(Items from an interface collection)
↓

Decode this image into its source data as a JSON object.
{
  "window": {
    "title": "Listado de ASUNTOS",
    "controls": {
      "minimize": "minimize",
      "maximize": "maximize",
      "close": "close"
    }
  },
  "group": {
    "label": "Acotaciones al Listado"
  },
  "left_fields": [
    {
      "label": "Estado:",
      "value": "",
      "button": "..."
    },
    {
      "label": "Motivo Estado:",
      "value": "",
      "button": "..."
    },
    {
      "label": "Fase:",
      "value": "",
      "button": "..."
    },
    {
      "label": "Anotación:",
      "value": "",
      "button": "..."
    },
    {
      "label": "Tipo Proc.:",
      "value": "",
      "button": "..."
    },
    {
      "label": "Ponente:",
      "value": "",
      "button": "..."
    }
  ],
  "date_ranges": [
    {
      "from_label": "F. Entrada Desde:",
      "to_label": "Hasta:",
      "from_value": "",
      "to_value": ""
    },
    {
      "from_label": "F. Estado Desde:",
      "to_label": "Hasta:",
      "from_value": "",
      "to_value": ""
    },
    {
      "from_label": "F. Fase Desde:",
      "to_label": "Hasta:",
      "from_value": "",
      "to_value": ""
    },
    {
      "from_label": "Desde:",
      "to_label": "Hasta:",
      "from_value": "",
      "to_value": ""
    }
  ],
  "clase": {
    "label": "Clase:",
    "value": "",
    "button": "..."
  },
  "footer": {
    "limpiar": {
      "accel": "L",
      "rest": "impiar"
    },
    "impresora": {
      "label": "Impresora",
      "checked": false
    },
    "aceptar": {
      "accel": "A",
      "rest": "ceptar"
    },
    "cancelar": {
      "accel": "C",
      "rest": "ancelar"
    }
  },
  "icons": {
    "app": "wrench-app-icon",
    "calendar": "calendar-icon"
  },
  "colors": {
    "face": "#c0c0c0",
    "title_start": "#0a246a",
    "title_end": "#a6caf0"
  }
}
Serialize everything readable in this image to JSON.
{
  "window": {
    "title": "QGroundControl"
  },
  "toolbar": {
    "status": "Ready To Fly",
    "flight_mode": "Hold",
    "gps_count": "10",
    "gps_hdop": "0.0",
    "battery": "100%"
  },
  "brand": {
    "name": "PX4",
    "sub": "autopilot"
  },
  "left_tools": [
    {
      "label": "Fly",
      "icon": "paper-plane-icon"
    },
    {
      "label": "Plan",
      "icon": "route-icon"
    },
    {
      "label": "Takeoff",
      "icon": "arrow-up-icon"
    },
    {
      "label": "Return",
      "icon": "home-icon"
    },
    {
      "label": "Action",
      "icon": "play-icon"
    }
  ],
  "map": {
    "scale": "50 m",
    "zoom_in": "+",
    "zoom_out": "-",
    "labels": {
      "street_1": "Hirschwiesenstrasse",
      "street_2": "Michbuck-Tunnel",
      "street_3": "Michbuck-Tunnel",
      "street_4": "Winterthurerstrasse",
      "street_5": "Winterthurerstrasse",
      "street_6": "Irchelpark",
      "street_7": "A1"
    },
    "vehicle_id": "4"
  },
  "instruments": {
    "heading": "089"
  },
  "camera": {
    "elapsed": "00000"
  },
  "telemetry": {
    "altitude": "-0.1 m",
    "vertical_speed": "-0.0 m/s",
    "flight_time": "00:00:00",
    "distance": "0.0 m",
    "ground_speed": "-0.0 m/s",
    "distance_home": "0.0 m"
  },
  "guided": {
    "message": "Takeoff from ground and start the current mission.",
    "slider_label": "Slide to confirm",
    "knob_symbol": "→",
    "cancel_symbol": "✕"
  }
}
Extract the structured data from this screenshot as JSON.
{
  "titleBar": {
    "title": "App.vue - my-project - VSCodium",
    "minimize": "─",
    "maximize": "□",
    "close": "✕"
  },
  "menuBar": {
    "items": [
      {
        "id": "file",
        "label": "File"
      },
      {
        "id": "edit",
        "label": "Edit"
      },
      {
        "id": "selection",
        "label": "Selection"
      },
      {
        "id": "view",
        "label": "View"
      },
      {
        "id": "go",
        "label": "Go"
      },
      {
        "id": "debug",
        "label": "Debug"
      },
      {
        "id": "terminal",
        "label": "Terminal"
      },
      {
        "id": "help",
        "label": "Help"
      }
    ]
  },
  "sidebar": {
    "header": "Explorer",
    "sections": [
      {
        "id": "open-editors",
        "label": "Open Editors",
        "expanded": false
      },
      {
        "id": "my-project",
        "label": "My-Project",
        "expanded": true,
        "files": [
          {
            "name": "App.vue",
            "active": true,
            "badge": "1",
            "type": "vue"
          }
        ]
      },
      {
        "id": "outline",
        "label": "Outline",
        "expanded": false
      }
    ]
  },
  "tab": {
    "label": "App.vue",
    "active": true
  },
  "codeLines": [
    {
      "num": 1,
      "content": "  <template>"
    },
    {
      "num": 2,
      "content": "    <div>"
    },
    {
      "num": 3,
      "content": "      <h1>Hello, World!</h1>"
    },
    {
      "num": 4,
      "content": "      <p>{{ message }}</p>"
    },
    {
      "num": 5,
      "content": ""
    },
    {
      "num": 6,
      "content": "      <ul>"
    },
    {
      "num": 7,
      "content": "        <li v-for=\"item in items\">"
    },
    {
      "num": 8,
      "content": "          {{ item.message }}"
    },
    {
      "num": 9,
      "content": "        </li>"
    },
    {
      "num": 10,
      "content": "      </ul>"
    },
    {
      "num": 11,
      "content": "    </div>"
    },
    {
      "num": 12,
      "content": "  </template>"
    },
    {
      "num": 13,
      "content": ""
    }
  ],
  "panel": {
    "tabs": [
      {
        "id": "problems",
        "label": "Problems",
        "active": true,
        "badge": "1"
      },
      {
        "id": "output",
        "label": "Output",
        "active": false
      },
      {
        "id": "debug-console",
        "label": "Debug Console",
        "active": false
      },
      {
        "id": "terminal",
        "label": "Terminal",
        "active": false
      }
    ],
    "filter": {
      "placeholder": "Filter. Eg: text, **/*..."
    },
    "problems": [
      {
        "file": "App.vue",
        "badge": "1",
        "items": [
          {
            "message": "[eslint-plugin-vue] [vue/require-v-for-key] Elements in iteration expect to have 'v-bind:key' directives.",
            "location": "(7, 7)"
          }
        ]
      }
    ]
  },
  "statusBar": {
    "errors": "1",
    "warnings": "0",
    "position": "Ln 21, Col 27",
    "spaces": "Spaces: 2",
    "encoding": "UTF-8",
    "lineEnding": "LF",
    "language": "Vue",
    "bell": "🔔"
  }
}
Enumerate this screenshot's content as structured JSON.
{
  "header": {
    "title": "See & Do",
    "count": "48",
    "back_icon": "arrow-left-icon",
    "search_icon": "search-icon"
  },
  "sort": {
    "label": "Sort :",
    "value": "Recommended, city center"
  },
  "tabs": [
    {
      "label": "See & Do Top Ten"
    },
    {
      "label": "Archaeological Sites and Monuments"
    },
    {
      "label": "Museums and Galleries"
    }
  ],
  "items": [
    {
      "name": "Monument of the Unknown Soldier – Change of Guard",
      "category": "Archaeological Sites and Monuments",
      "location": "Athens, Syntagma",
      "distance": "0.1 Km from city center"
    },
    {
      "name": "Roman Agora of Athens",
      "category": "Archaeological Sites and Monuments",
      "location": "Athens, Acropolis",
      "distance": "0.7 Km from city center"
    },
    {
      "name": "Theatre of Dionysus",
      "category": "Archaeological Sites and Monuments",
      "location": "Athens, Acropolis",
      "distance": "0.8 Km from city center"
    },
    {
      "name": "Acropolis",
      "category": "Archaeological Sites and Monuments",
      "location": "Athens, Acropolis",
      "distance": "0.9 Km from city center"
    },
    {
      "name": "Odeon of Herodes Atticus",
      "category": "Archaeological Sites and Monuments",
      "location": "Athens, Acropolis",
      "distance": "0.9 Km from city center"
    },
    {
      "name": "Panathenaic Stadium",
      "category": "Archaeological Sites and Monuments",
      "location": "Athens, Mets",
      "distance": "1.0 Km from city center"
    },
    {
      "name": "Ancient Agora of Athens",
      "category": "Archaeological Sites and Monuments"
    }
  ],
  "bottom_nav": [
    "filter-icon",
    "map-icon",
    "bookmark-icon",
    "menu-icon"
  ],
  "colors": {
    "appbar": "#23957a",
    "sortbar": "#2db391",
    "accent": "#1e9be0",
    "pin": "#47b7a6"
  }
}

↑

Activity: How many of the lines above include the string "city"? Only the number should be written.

Response box: 7